▶ Task to complete: Look through the records below, and copy out every line that holds the string "BillionTrees".

▶ Entries supplied:
* * * * *

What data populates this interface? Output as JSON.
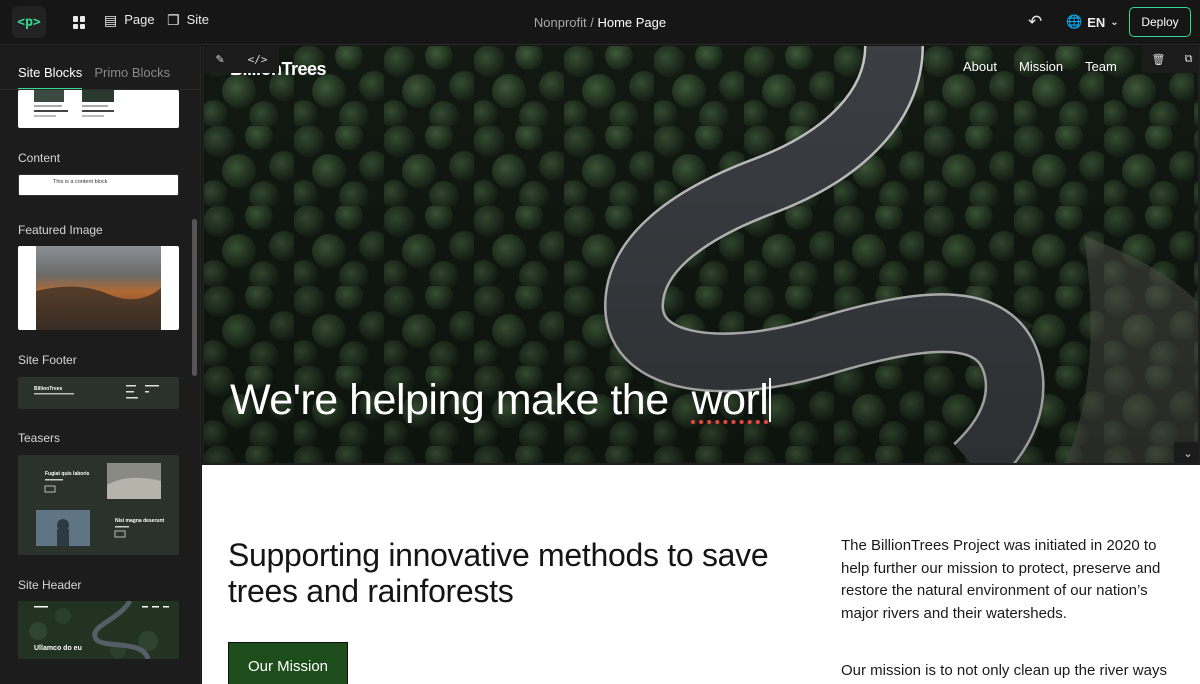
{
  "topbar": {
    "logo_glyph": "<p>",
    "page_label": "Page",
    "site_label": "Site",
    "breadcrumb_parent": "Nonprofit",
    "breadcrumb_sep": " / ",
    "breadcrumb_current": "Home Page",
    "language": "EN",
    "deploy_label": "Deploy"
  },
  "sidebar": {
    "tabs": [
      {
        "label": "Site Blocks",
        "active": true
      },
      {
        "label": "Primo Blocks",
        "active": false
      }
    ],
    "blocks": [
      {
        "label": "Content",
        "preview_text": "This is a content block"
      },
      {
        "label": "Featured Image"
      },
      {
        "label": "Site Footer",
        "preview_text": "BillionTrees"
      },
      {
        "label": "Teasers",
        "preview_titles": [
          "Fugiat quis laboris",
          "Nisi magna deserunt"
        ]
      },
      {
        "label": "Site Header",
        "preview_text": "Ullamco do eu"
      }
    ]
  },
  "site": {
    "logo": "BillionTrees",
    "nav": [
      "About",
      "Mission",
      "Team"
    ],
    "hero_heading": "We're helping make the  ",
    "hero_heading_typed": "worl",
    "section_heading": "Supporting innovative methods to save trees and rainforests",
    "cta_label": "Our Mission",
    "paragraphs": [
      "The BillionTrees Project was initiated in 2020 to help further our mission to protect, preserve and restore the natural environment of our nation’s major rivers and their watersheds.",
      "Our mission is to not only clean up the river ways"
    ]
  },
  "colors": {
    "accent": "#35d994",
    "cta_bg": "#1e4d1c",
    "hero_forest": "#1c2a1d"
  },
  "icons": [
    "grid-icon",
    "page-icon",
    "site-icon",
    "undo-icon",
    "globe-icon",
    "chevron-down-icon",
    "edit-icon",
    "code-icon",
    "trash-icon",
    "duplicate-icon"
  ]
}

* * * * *

▶ Solution:
        "preview_text": "BillionTrees"
    "logo": "BillionTrees",
      "The BillionTrees Project was initiated in 2020 to help further our mission to protect, preserve and restore the natural environment of our nation’s major rivers and their watersheds.",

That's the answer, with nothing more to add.